    Any good HVAC shop can custom make a curved piece for your transition to your exact dimensions.
     
  6. Dana

    Dana In the trades

    Joined:
    Jan 14, 2009
    Location:
    01609
    It's hard to ascribe any intentions to the original installer. Could be sheer laziness, lack of a specified duct plan, but it probably was not to reduce turbulence.

    As long as cutting it flush to the studwall doesn't create a reduction from the main return duct to that point it's fine. Even a small radius (or even a short 45) on the throat (inside of the turn) of the new-improved duct will reduce turbulence & noise. A radiused outside of the turn also helps, but it isn't as important as the inside radius of the turn.
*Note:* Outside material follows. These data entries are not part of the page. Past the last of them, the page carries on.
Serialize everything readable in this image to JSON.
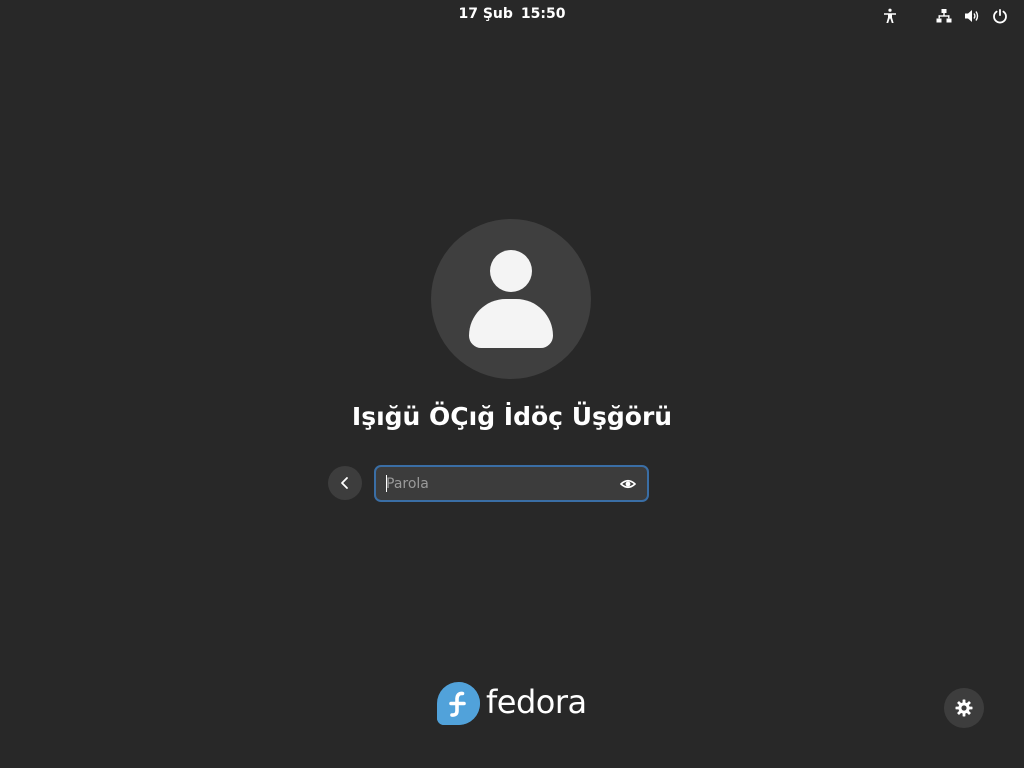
{
  "top_bar": {
    "date": "17 Şub",
    "time": "15:50",
    "icons": [
      "accessibility-icon",
      "network-icon",
      "volume-icon",
      "power-icon"
    ]
  },
  "login": {
    "user_name": "Işığü ÖÇığ İdöç Üşğörü",
    "password_placeholder": "Parola",
    "password_value": ""
  },
  "branding": {
    "wordmark": "fedora",
    "logo_color": "#51a2da"
  },
  "colors": {
    "background": "#282828",
    "focus_border": "#3a6ea5"
  }
}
    Be sure to mastic-seal all joints & seams of the new ductwork, and any other ducts you have easy access to. Duct mastic is messy, but it's cheap and more reliable than tape. Apply generously, obliterating evidence of seams or screws in the ductwork (typically 1/4" will do).

    [​IMG]

    The mastic application on the picture below is a bit to thin- it might seal, but it may also miss and leak a bit in a few tiny hard to inspect locations:

    [​IMG]

    Even pinhole leaks can create an annoying hiss, even when the total leakage isn't big enough to be consequential for efficiency.

    If using tape to seal joints & seams, use a temperature rated HVAC tape (eg: Nashua 324A is commonly found at box stores), and wipe down the surface with a mild solvent such as isopropanol (rubbing alcohol) to remove any oily residues that will affect long term bonding of the adhesive before applying the tape.
     
Similar Threads: duct necessary
Forum Title Date
HVAC Heating & Cooling Help- Transitioning from duct board trunk to metal Apr 16, 2021
HVAC Heating & Cooling Wrapping fireplace duct in cold air space Mar 24, 2021
HVAC Heating & Cooling HVAC duct run for bathroom remodel Feb 27, 2021
HVAC Heating & Cooling Poor Original Design? Do I need a duct booster? Feb 21, 2021
HVAC Heating & Cooling Loud HVAC Return Duct Nov 9, 2020

Share This Page